A Big SurpriseHowever, last night I was surprised to see one of my most popular building graphics make a cameo while I was watching American Idol®, of all things. Each week the show airs a Ford®-sponsored music video that features the surviving contestants. And last night, just before the end of the video, my salmon building front graphic rose out of the ground, swung across the "street," and settled into place beside what looks like a real building next to it. If you get a chance to see the video, watch carefully as the little red car leaves the stop sign. To the right of the frame, you'll see a salmon-colored storefront rise out of the ground clockwise, go past vertical and pitch forward, then snap back into place. It's a cute bit, in a VERY clever video with lots of production values.
I told Shelia, "That's one of my buildings," but she wasn't convinced. I had to play it back to make sure I wasn't seeing things myself. Now that I am sure, here are some photos that will shed a little more light on that particular virtual structure.
I don't have the technology to do screen shots of television shows. So when I saw this last night, I got out my digicam and took actual photographs of the TV screen, with one hand on the pause button and the other on the shutter - that explains the graininess in the photos. (I used the same photos to make the little .gif animation above.) Here are some stills that I took
Among the dead giveaways that this is my graphic:
To be fair, the graphics-animation person put a side on the building that isn't in my original - you'll see a sort of framework of squares. He or she has also used one of those same squares to hide the first-floor window in the last few frames.
I don't really understand why he/she bothered putting the grates over the middle windows, unless it was a way of changing the graphic enough to claim that it was a "derivative work" and get out of acknowledging someone else's copyright. If he or she really had REALLY wanted to hide the source of the graphic, he could have simply changed the color. But that salmon is just TOO bright for an "artist" who has spent hours working with that particular graphic to overlook.

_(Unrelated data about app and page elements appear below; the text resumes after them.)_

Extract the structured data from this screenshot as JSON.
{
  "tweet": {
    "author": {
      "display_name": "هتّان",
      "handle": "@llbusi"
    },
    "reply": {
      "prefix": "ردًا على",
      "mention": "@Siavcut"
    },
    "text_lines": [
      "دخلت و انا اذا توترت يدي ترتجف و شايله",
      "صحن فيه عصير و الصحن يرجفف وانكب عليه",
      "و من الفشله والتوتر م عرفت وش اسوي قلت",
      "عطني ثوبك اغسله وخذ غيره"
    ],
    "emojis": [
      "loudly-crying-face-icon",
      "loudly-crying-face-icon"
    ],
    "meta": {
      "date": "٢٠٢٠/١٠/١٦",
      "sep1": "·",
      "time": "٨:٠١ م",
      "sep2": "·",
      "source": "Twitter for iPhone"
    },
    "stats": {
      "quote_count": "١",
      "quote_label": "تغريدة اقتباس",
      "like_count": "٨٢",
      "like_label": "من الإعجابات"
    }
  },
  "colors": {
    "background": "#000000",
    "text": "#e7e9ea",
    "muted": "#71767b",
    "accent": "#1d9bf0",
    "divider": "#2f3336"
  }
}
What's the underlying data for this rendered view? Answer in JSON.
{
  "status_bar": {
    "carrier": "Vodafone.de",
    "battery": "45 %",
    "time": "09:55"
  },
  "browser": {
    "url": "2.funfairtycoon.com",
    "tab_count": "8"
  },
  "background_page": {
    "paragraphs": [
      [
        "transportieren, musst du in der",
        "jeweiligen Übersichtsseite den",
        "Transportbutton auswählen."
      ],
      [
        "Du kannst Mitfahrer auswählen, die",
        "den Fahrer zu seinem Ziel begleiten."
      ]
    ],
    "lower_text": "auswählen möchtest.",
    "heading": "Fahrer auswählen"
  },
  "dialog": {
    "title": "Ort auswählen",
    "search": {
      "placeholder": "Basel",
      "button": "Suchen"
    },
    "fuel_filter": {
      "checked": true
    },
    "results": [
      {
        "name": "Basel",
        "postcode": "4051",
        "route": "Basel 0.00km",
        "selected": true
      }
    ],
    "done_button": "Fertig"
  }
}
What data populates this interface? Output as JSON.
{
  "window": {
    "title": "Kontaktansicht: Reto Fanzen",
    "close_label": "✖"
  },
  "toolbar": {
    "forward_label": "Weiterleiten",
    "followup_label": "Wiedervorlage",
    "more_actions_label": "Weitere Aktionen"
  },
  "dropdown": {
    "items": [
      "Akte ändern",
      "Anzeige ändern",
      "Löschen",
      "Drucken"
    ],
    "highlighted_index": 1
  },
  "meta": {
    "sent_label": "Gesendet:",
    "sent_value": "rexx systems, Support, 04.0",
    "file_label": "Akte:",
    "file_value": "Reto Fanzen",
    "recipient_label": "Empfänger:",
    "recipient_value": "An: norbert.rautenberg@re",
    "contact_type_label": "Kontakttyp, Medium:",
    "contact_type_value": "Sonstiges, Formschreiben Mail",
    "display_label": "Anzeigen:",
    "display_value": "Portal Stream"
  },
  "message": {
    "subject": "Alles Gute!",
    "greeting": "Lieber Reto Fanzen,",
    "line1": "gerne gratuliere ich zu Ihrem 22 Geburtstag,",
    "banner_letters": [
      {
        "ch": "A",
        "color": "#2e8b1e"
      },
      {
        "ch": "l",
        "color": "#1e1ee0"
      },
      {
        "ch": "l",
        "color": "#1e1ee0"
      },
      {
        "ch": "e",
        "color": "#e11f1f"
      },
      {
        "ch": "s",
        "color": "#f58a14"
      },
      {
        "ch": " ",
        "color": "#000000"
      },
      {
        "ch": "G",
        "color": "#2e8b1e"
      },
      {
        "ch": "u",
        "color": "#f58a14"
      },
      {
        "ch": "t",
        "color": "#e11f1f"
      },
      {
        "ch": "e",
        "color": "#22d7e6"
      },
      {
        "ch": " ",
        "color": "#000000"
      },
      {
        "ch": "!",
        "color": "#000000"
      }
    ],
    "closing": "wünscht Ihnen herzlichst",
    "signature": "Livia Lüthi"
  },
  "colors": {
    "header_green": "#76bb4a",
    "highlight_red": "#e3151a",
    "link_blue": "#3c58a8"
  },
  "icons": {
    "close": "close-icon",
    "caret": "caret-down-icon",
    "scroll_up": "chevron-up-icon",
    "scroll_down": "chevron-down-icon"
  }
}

How Should I Respond?I've learned long ago that, unless you want to sue someone over trifles, there's no point in getting too crazy over pursuing even those folks who deliberately plagiarize my web site. Deliberate plagiarizers are wannabees or worse by definition, and when I get in touch with them, most either ignore or abuse me, mostly the latter. Oh, well, they are what they are, and if they weren't plagiarizing and abusing me, they'd be abusing someone else with a thinner skin. At least they recognize quality, I suppose.
However, in this case, for all I know, the graphics-animation agency could well have paid some agency or artist who claimed to have a right to this graphic. So tracking down how they got the graphic and who owes me what could be an argument that could go on forever. Yes, the people who put this ad together should have tracked down the graphic's creator, asked permission, and paid something for a graphic that was going to be seen by more people than the average Superbowl commercial. But Ford®, Idol®, and Fox® combined have a LOT more lawyers than I do. So the healthy thing is to let it go.
Still I can't let it go completely - that's what blog-like-articles are all about.
Plus, I have e-mailed them a very nice e-mail, and so far (May 8, 2009), all I've seen back was a note saying that I had sent it to the wrong place and needed to send it again to a different address. I forwarded the note to second address, so stay tuned. . . . .
Note: Ford®, Fox®, and American Idol® are all registered trademarks of their respective companies. (This is to keep their lawyers® satisfied - suppose it will work?)
Looking forward to your suggestions, additions, criticisms, and anything else to let me know you're paying attention, I remain,